[Start of section]

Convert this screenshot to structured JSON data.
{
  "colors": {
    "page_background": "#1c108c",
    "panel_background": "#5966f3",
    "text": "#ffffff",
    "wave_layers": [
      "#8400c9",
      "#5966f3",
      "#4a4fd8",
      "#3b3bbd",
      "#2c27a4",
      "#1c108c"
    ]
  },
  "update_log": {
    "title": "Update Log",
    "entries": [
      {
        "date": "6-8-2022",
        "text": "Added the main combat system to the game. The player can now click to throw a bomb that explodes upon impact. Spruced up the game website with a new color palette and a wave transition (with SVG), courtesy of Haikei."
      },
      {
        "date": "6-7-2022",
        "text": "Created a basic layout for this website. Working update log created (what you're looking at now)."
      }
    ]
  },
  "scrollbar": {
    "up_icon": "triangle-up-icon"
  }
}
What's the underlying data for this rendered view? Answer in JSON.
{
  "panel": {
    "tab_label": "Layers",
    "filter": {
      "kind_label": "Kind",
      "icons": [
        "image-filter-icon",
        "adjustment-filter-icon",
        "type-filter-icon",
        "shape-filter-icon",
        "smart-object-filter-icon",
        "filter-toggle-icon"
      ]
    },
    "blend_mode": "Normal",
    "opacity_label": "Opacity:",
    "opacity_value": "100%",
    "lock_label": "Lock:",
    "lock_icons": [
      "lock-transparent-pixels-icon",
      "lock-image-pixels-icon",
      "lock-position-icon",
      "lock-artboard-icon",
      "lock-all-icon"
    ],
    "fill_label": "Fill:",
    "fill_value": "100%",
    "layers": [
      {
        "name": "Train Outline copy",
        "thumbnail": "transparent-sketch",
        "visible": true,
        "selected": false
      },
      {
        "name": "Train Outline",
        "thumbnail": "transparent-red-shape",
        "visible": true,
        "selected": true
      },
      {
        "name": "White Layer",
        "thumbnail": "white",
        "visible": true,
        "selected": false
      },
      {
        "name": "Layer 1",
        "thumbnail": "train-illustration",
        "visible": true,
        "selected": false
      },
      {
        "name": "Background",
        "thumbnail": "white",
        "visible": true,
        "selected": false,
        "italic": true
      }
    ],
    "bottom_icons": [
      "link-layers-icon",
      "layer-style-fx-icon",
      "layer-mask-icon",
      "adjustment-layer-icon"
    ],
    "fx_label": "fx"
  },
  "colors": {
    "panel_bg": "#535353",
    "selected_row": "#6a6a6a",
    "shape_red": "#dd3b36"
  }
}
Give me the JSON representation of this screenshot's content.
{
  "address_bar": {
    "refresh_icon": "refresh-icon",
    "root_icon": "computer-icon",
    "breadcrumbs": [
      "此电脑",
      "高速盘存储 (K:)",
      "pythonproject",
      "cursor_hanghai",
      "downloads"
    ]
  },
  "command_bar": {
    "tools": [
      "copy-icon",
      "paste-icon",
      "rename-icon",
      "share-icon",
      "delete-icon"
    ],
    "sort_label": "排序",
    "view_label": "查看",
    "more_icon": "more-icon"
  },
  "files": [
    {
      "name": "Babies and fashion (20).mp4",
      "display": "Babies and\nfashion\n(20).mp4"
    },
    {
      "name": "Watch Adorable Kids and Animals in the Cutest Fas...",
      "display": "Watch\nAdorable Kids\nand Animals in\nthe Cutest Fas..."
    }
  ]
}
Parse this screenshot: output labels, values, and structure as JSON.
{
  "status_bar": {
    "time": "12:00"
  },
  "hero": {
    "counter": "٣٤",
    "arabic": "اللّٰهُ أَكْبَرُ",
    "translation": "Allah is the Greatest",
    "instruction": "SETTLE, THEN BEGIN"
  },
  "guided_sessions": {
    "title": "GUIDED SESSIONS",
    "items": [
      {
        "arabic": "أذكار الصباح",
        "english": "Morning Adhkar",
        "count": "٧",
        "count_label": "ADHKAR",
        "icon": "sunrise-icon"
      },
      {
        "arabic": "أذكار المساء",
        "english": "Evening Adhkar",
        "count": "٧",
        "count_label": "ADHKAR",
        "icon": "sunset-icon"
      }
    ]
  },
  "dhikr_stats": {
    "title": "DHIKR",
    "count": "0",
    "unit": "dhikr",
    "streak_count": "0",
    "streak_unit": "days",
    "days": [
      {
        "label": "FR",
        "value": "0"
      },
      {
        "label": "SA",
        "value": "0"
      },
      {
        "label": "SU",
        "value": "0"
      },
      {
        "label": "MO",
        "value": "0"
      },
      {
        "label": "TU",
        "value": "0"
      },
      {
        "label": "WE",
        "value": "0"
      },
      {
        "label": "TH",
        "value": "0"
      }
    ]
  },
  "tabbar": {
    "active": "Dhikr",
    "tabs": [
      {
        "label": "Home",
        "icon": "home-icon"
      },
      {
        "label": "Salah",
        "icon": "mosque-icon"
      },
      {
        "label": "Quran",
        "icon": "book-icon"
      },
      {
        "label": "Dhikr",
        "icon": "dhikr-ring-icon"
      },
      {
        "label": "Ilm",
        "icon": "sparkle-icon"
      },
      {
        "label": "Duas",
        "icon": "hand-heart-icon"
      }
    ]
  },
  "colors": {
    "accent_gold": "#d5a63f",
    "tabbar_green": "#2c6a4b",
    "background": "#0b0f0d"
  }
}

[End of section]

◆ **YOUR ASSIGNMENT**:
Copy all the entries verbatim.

◆ **FINAL ANSWER**:
Convert this screenshot to structured JSON data.
{
  "colors": {
    "page_background": "#1c108c",
    "panel_background": "#5966f3",
    "text": "#ffffff",
    "wave_layers": [
      "#8400c9",
      "#5966f3",
      "#4a4fd8",
      "#3b3bbd",
      "#2c27a4",
      "#1c108c"
    ]
  },
  "update_log": {
    "title": "Update Log",
    "entries": [
      {
        "date": "6-8-2022",
        "text": "Added the main combat system to the game. The player can now click to throw a bomb that explodes upon impact. Spruced up the game website with a new color palette and a wave transition (with SVG), courtesy of Haikei."
      },
      {
        "date": "6-7-2022",
        "text": "Created a basic layout for this website. Working update log created (what you're looking at now)."
      }
    ]
  },
  "scrollbar": {
    "up_icon": "triangle-up-icon"
  }
}
What's the underlying data for this rendered view? Answer in JSON.
{
  "panel": {
    "tab_label": "Layers",
    "filter": {
      "kind_label": "Kind",
      "icons": [
        "image-filter-icon",
        "adjustment-filter-icon",
        "type-filter-icon",
        "shape-filter-icon",
        "smart-object-filter-icon",
        "filter-toggle-icon"
      ]
    },
    "blend_mode": "Normal",
    "opacity_label": "Opacity:",
    "opacity_value": "100%",
    "lock_label": "Lock:",
    "lock_icons": [
      "lock-transparent-pixels-icon",
      "lock-image-pixels-icon",
      "lock-position-icon",
      "lock-artboard-icon",
      "lock-all-icon"
    ],
    "fill_label": "Fill:",
    "fill_value": "100%",
    "layers": [
      {
        "name": "Train Outline copy",
        "thumbnail": "transparent-sketch",
        "visible": true,
        "selected": false
      },
      {
        "name": "Train Outline",
        "thumbnail": "transparent-red-shape",
        "visible": true,
        "selected": true
      },
      {
        "name": "White Layer",
        "thumbnail": "white",
        "visible": true,
        "selected": false
      },
      {
        "name": "Layer 1",
        "thumbnail": "train-illustration",
        "visible": true,
        "selected": false
      },
      {
        "name": "Background",
        "thumbnail": "white",
        "visible": true,
        "selected": false,
        "italic": true
      }
    ],
    "bottom_icons": [
      "link-layers-icon",
      "layer-style-fx-icon",
      "layer-mask-icon",
      "adjustment-layer-icon"
    ],
    "fx_label": "fx"
  },
  "colors": {
    "panel_bg": "#535353",
    "selected_row": "#6a6a6a",
    "shape_red": "#dd3b36"
  }
}
Give me the JSON representation of this screenshot's content.
{
  "address_bar": {
    "refresh_icon": "refresh-icon",
    "root_icon": "computer-icon",
    "breadcrumbs": [
      "此电脑",
      "高速盘存储 (K:)",
      "pythonproject",
      "cursor_hanghai",
      "downloads"
    ]
  },
  "command_bar": {
    "tools": [
      "copy-icon",
      "paste-icon",
      "rename-icon",
      "share-icon",
      "delete-icon"
    ],
    "sort_label": "排序",
    "view_label": "查看",
    "more_icon": "more-icon"
  },
  "files": [
    {
      "name": "Babies and fashion (20).mp4",
      "display": "Babies and\nfashion\n(20).mp4"
    },
    {
      "name": "Watch Adorable Kids and Animals in the Cutest Fas...",
      "display": "Watch\nAdorable Kids\nand Animals in\nthe Cutest Fas..."
    }
  ]
}
Parse this screenshot: output labels, values, and structure as JSON.
{
  "status_bar": {
    "time": "12:00"
  },
  "hero": {
    "counter": "٣٤",
    "arabic": "اللّٰهُ أَكْبَرُ",
    "translation": "Allah is the Greatest",
    "instruction": "SETTLE, THEN BEGIN"
  },
  "guided_sessions": {
    "title": "GUIDED SESSIONS",
    "items": [
      {
        "arabic": "أذكار الصباح",
        "english": "Morning Adhkar",
        "count": "٧",
        "count_label": "ADHKAR",
        "icon": "sunrise-icon"
      },
      {
        "arabic": "أذكار المساء",
        "english": "Evening Adhkar",
        "count": "٧",
        "count_label": "ADHKAR",
        "icon": "sunset-icon"
      }
    ]
  },
  "dhikr_stats": {
    "title": "DHIKR",
    "count": "0",
    "unit": "dhikr",
    "streak_count": "0",
    "streak_unit": "days",
    "days": [
      {
        "label": "FR",
        "value": "0"
      },
      {
        "label": "SA",
        "value": "0"
      },
      {
        "label": "SU",
        "value": "0"
      },
      {
        "label": "MO",
        "value": "0"
      },
      {
        "label": "TU",
        "value": "0"
      },
      {
        "label": "WE",
        "value": "0"
      },
      {
        "label": "TH",
        "value": "0"
      }
    ]
  },
  "tabbar": {
    "active": "Dhikr",
    "tabs": [
      {
        "label": "Home",
        "icon": "home-icon"
      },
      {
        "label": "Salah",
        "icon": "mosque-icon"
      },
      {
        "label": "Quran",
        "icon": "book-icon"
      },
      {
        "label": "Dhikr",
        "icon": "dhikr-ring-icon"
      },
      {
        "label": "Ilm",
        "icon": "sparkle-icon"
      },
      {
        "label": "Duas",
        "icon": "hand-heart-icon"
      }
    ]
  },
  "colors": {
    "accent_gold": "#d5a63f",
    "tabbar_green": "#2c6a4b",
    "background": "#0b0f0d"
  }
}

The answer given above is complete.